Assigned task » Go over the lines below, and when one contains the word "active", copy it.

Web page and app entries »
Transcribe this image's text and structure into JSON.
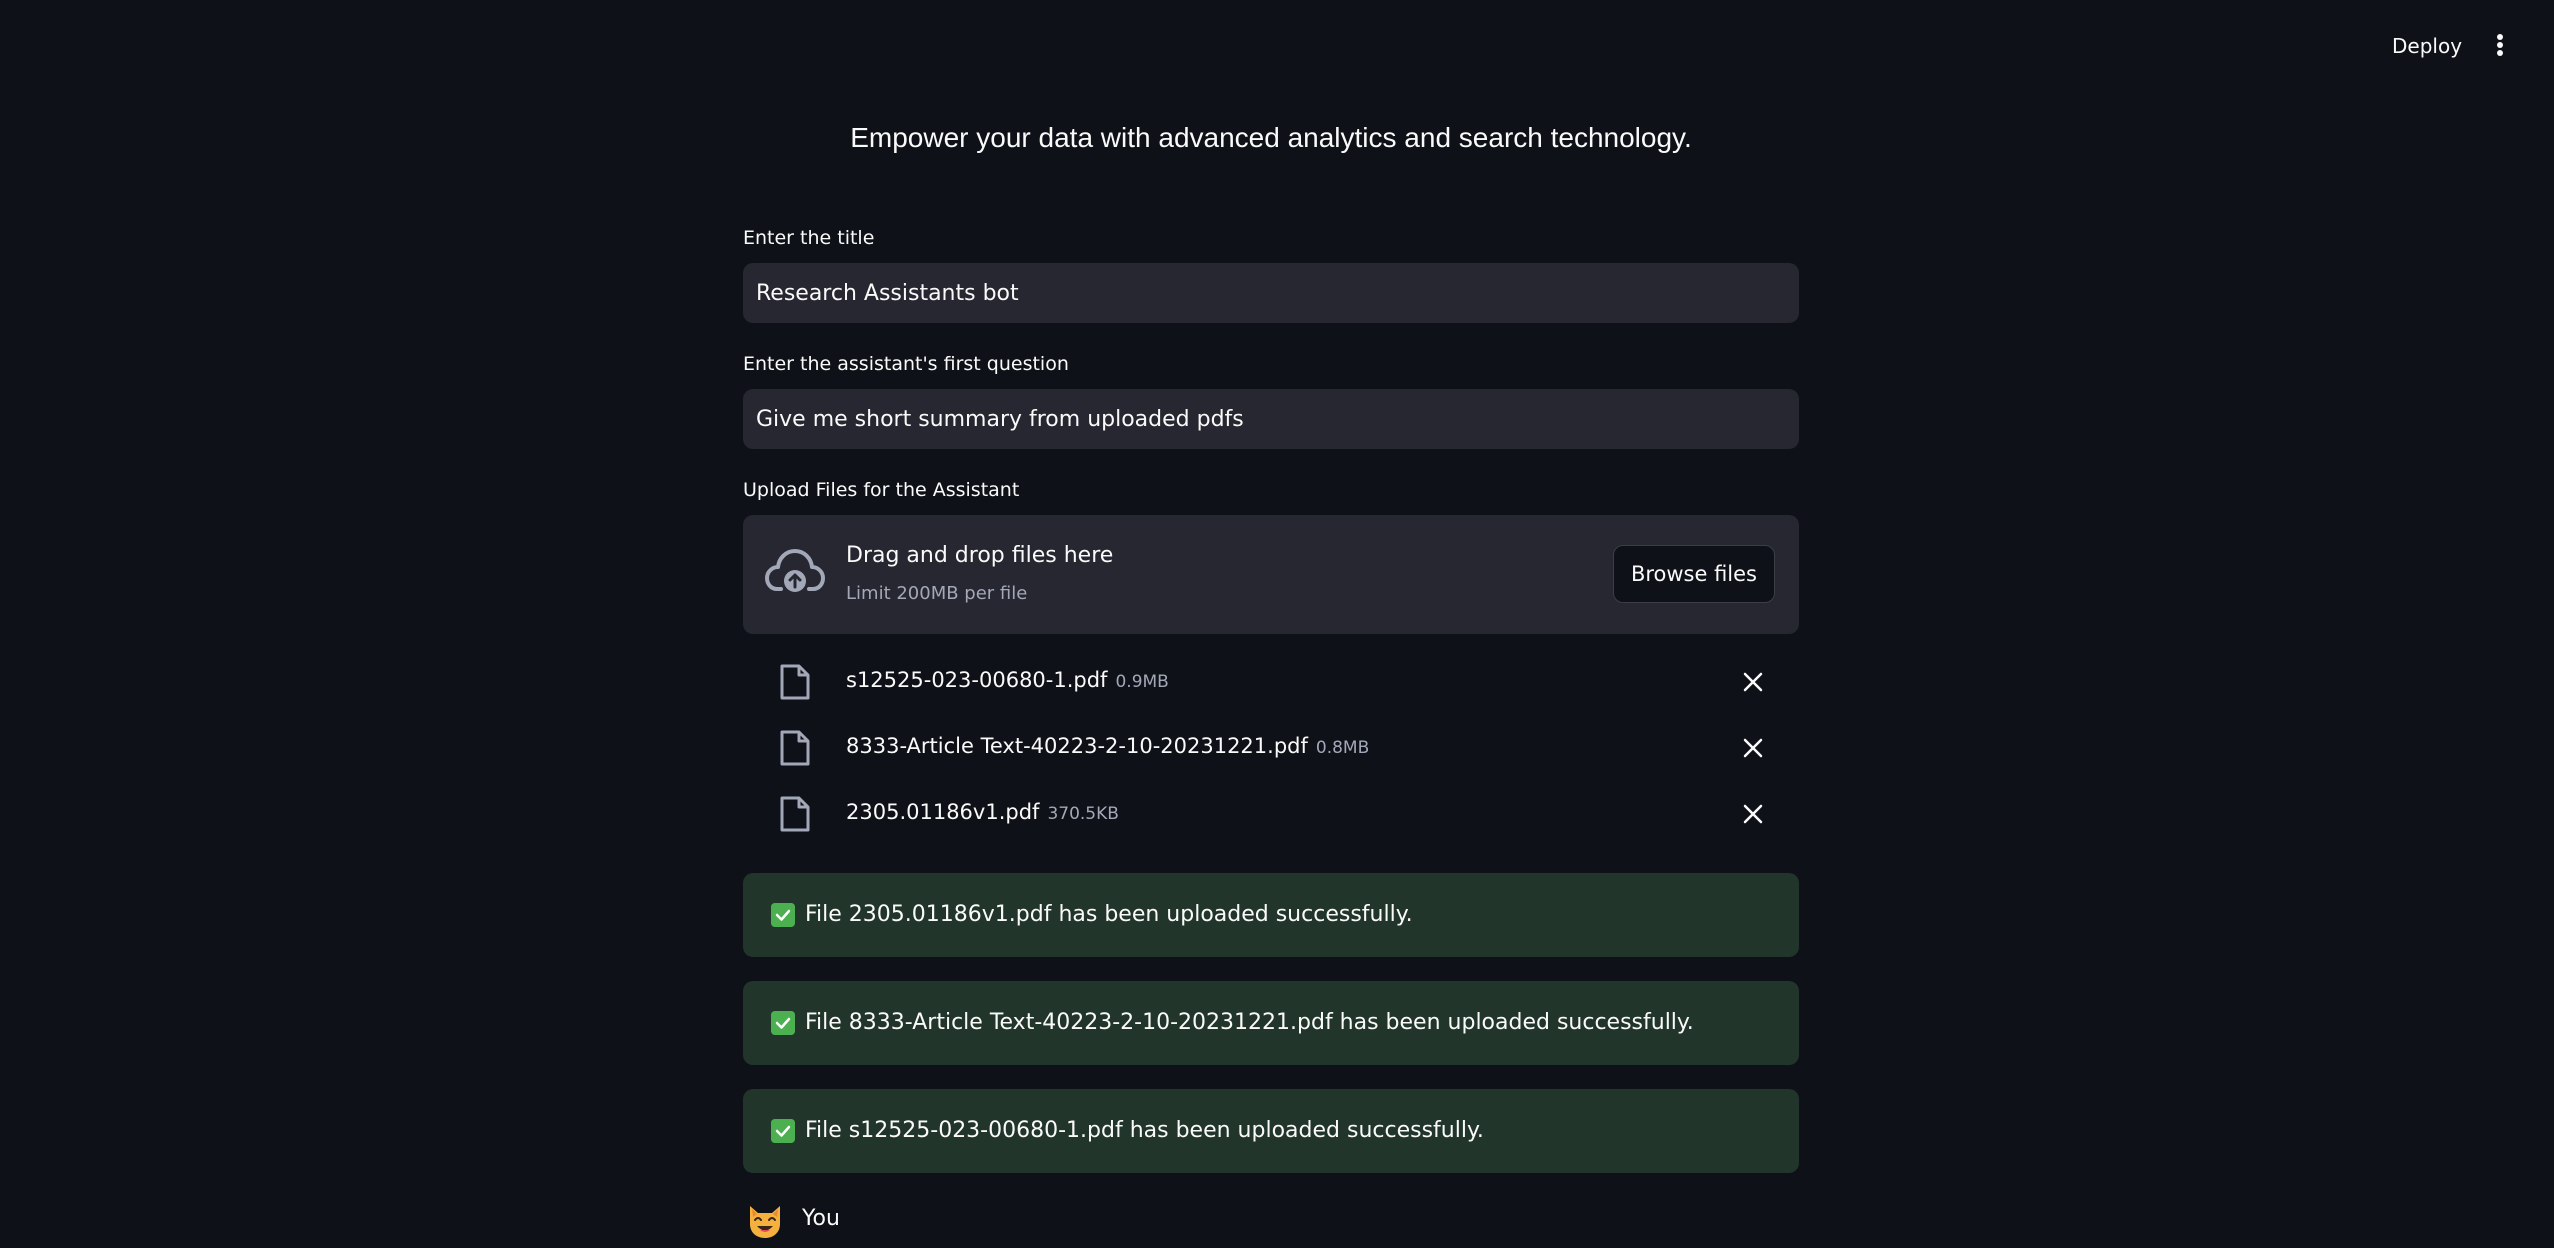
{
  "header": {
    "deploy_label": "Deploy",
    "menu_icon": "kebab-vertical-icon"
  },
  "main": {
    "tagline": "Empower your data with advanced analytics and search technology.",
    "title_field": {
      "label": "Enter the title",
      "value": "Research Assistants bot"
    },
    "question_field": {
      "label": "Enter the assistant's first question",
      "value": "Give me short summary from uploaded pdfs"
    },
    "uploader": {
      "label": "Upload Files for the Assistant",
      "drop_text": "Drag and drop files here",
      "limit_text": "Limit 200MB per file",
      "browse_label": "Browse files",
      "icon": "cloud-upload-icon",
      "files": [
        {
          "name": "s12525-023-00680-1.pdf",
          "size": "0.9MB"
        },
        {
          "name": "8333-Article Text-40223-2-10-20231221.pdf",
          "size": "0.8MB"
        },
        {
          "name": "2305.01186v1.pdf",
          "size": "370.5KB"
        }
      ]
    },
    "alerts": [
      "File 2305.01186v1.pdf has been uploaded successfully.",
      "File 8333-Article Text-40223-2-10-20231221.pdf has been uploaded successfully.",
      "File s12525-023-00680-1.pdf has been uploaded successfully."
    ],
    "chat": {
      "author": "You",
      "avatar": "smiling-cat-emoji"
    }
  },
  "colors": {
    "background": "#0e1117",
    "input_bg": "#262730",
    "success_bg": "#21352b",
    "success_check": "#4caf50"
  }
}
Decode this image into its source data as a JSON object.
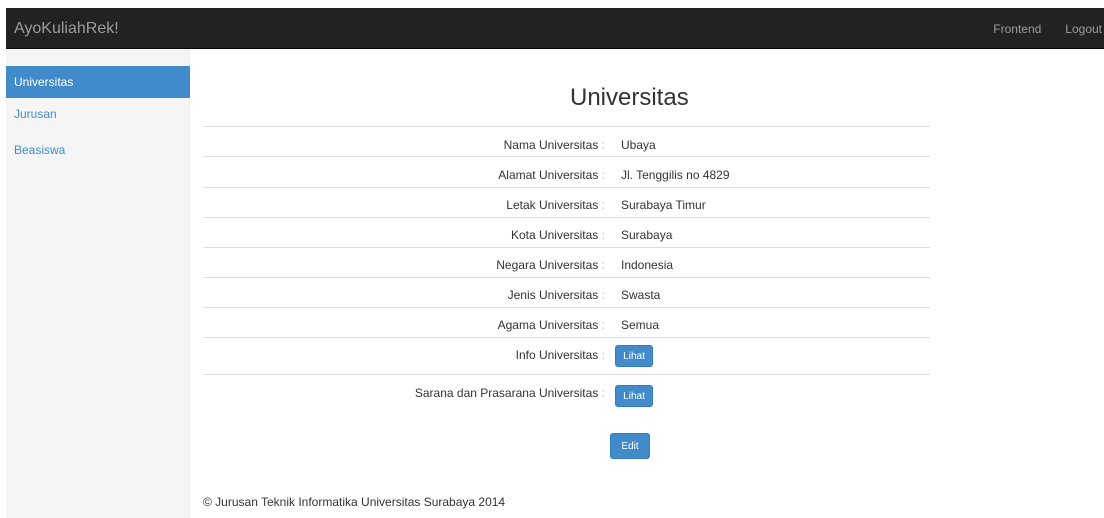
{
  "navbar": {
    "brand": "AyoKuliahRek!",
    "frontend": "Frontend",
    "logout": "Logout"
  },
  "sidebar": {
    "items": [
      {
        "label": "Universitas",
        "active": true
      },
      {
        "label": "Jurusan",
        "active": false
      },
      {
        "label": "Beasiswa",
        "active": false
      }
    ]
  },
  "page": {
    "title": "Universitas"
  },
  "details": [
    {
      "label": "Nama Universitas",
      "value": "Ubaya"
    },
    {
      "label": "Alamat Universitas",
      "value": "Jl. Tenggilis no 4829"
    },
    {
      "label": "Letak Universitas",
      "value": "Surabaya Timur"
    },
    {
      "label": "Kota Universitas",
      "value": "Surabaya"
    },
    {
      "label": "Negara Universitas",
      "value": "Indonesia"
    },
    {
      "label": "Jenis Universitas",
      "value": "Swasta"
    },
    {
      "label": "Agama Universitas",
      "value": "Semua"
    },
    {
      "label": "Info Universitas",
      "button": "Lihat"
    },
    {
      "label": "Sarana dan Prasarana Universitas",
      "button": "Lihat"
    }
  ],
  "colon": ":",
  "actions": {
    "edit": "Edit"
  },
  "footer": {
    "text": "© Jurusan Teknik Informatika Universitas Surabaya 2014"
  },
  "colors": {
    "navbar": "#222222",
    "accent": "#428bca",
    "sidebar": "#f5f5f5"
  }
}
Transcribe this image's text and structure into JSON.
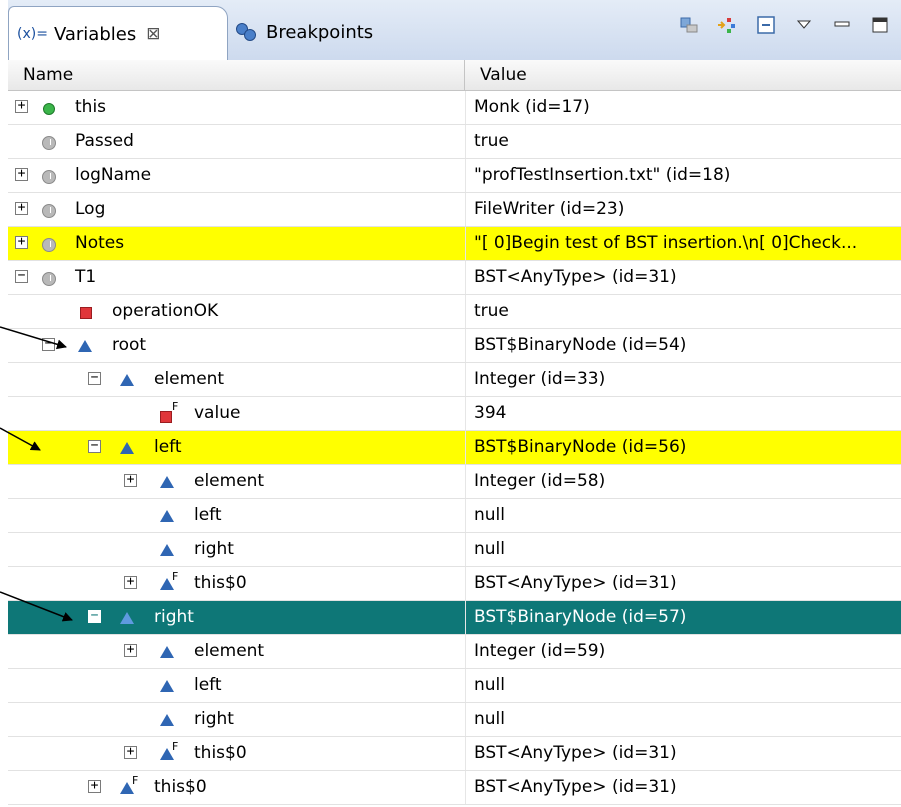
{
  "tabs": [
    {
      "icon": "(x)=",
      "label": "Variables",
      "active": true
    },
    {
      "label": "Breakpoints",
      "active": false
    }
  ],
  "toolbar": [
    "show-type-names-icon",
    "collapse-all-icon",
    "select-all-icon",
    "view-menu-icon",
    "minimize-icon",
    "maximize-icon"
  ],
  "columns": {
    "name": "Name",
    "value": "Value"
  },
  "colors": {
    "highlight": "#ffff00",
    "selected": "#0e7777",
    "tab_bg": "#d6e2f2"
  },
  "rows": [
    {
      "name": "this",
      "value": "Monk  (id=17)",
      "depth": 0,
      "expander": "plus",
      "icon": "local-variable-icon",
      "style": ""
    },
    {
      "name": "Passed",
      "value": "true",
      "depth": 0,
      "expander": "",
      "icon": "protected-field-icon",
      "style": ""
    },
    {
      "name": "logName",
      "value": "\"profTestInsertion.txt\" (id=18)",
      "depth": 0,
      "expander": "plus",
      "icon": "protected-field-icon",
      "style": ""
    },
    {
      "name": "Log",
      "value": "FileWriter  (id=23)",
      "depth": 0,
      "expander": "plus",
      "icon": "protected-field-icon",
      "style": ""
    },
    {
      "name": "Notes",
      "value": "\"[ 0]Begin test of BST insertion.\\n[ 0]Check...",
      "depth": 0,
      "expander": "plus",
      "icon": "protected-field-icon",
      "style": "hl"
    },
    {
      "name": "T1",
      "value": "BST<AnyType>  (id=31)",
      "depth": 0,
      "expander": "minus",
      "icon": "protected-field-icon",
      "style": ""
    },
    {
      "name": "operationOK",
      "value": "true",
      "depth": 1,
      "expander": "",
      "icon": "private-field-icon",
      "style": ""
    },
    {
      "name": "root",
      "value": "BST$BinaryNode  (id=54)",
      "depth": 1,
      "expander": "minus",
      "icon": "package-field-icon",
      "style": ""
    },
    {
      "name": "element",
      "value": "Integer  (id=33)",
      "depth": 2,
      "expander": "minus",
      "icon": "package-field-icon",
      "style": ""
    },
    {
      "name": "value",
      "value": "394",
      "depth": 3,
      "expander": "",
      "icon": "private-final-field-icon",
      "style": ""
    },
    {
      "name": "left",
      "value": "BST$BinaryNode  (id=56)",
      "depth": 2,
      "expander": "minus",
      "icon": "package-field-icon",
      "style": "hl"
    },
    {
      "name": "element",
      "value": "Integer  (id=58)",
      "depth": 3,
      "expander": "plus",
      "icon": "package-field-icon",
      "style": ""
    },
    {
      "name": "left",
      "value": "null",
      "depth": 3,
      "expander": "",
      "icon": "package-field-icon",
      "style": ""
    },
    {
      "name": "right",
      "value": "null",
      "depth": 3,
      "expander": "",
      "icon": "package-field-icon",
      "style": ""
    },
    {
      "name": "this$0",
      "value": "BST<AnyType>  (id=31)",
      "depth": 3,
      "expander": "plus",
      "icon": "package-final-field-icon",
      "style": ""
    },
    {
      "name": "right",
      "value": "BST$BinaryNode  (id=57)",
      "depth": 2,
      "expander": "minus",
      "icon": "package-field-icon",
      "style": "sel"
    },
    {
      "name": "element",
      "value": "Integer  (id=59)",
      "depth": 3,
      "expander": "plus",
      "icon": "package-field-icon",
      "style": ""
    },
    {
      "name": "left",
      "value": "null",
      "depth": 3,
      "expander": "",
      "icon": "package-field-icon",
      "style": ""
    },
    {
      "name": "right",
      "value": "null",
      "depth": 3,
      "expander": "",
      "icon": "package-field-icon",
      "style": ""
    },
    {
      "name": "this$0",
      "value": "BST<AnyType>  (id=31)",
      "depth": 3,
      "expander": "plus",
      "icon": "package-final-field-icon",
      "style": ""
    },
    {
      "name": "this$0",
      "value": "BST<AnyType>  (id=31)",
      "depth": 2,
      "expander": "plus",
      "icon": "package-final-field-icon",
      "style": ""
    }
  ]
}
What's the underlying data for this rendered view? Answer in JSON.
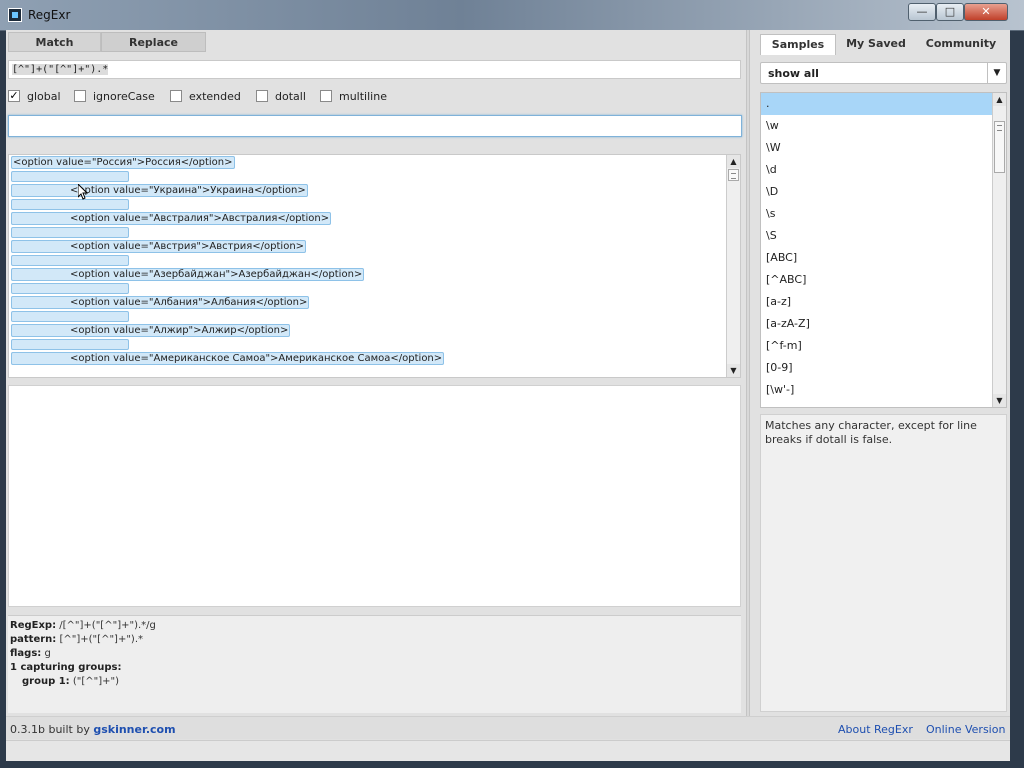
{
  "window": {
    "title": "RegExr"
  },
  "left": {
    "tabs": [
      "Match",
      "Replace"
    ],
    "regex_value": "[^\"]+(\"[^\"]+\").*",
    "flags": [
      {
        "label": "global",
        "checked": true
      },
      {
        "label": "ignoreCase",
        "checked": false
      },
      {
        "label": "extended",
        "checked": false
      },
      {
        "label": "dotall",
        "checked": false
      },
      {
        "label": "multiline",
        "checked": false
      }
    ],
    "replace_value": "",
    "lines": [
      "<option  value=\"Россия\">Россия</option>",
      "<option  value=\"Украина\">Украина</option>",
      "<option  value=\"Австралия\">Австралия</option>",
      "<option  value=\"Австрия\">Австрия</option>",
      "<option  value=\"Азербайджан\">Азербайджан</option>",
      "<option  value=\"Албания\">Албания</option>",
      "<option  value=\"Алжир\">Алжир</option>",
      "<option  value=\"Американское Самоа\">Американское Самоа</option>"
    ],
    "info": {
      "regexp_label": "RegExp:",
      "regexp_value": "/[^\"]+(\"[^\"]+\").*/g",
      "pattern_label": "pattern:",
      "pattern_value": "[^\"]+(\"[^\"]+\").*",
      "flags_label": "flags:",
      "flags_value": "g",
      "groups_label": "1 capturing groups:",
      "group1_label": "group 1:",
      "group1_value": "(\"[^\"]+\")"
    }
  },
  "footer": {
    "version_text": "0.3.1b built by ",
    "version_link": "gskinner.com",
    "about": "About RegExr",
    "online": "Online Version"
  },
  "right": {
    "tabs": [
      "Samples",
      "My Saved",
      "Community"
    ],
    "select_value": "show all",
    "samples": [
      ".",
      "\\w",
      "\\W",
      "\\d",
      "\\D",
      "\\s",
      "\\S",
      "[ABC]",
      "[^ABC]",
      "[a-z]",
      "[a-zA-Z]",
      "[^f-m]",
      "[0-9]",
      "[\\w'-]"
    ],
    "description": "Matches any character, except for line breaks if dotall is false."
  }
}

Written solution »
        "active": true
        "active": false
        "active": false
      "active": true
      "active": false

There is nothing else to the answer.